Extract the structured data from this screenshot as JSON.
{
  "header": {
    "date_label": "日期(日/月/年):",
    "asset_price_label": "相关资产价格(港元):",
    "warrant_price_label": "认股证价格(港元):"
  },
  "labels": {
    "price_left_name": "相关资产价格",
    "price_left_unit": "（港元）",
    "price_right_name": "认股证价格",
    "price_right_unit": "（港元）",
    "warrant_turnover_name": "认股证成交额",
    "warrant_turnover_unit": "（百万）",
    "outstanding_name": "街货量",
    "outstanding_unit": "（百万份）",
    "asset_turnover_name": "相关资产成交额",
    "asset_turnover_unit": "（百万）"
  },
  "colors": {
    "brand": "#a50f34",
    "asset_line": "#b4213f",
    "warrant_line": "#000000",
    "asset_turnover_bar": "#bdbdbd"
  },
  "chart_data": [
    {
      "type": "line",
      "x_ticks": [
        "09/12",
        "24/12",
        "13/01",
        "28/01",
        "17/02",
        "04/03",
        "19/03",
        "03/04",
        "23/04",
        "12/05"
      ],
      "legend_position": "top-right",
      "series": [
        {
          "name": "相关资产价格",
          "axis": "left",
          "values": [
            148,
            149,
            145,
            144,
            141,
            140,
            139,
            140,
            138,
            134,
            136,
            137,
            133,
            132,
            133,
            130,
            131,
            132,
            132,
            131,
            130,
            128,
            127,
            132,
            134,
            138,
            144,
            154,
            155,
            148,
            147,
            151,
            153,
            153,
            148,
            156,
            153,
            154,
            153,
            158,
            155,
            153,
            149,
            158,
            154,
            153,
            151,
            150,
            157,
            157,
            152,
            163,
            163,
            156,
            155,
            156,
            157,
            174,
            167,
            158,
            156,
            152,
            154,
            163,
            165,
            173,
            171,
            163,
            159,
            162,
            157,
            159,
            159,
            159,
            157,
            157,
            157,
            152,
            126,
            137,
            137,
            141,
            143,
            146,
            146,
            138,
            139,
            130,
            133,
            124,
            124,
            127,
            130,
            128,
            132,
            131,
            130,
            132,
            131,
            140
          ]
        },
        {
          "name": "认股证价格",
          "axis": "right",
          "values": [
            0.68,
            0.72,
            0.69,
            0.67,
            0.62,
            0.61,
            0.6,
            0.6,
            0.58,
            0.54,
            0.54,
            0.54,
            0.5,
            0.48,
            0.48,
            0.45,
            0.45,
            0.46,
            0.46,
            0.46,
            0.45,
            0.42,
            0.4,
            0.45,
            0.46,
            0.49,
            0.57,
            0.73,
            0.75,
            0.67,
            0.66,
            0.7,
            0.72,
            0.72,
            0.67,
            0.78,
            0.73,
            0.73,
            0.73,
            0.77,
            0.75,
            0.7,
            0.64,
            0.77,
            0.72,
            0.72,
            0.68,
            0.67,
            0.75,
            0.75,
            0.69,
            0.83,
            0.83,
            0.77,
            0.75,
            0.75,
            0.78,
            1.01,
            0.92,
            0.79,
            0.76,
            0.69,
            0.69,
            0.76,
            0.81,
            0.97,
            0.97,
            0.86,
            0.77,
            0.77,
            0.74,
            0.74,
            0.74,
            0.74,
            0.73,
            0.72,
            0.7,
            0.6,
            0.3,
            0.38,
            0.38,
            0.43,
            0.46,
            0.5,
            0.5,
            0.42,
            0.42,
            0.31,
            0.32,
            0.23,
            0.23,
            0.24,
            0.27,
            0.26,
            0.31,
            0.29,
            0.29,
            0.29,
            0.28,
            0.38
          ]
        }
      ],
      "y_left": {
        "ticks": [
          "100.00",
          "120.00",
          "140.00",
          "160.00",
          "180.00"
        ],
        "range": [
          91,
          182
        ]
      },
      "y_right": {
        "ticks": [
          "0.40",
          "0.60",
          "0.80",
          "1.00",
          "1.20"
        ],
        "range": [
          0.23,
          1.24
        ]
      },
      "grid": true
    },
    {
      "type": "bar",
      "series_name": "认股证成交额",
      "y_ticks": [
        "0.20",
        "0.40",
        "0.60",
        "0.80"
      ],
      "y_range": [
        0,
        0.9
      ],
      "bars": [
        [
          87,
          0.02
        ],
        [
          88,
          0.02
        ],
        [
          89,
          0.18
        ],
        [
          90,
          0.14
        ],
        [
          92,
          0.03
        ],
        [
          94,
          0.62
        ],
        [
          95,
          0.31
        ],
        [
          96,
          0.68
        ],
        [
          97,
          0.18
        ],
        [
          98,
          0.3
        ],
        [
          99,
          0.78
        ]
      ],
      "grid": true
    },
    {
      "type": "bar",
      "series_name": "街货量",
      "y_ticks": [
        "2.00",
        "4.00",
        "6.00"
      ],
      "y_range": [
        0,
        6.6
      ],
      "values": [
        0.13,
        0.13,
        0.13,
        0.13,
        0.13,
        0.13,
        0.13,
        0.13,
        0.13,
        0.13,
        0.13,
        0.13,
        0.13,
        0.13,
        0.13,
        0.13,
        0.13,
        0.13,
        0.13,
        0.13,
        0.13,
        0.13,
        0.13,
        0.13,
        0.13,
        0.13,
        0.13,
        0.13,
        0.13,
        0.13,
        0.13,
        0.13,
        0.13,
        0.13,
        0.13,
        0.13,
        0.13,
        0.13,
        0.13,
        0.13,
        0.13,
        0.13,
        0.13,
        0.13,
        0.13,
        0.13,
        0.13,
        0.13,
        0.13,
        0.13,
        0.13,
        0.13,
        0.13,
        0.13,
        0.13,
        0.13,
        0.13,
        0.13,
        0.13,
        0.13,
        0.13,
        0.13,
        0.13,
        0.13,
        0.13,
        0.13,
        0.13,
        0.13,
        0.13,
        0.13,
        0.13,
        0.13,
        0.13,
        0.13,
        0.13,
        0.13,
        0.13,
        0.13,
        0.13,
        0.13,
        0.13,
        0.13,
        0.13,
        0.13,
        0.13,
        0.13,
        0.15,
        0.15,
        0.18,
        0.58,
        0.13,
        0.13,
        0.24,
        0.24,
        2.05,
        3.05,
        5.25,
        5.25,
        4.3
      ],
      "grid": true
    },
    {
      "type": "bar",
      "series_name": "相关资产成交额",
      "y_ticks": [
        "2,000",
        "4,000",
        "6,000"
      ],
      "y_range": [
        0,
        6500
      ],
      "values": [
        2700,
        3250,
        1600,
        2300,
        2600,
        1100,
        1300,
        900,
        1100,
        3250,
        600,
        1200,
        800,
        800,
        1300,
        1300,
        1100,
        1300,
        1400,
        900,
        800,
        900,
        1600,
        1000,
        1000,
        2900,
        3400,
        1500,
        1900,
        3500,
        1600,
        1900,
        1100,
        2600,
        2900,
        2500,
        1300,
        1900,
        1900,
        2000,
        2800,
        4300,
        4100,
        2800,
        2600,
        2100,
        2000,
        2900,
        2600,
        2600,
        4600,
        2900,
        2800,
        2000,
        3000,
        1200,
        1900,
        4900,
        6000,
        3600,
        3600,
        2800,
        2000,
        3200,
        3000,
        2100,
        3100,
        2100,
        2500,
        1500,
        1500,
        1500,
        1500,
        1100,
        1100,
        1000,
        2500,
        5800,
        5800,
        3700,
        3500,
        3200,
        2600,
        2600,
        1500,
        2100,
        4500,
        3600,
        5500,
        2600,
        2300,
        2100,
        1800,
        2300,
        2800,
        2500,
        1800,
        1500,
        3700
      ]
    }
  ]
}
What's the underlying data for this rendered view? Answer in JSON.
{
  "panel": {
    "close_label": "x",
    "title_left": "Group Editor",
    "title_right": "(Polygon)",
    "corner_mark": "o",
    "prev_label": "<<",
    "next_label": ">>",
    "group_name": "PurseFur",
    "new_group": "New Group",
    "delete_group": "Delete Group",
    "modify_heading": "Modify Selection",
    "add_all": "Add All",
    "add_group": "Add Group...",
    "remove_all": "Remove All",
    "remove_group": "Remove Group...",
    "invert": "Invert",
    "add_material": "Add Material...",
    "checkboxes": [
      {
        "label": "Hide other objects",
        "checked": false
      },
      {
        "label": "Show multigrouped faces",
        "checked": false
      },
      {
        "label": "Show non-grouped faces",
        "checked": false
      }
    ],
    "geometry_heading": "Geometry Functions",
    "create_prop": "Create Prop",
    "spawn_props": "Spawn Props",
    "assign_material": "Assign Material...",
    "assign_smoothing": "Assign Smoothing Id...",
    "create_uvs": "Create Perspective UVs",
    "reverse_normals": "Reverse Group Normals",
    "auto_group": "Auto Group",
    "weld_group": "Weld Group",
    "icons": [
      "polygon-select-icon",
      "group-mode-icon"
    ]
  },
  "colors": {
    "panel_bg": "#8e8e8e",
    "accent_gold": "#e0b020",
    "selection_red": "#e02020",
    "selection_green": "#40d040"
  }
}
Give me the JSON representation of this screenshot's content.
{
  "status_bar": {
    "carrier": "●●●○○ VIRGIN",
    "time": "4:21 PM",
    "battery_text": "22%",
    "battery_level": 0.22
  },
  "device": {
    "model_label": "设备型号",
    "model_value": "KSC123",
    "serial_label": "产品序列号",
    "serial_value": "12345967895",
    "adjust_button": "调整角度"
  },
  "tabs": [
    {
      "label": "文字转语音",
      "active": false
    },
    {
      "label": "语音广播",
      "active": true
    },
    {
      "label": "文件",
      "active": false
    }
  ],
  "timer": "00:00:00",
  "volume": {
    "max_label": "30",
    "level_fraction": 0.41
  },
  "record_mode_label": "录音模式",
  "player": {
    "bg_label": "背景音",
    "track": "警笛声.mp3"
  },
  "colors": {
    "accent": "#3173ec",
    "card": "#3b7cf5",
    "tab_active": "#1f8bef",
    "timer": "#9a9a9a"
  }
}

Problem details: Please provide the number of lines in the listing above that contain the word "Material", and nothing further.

Answer to this problem: 2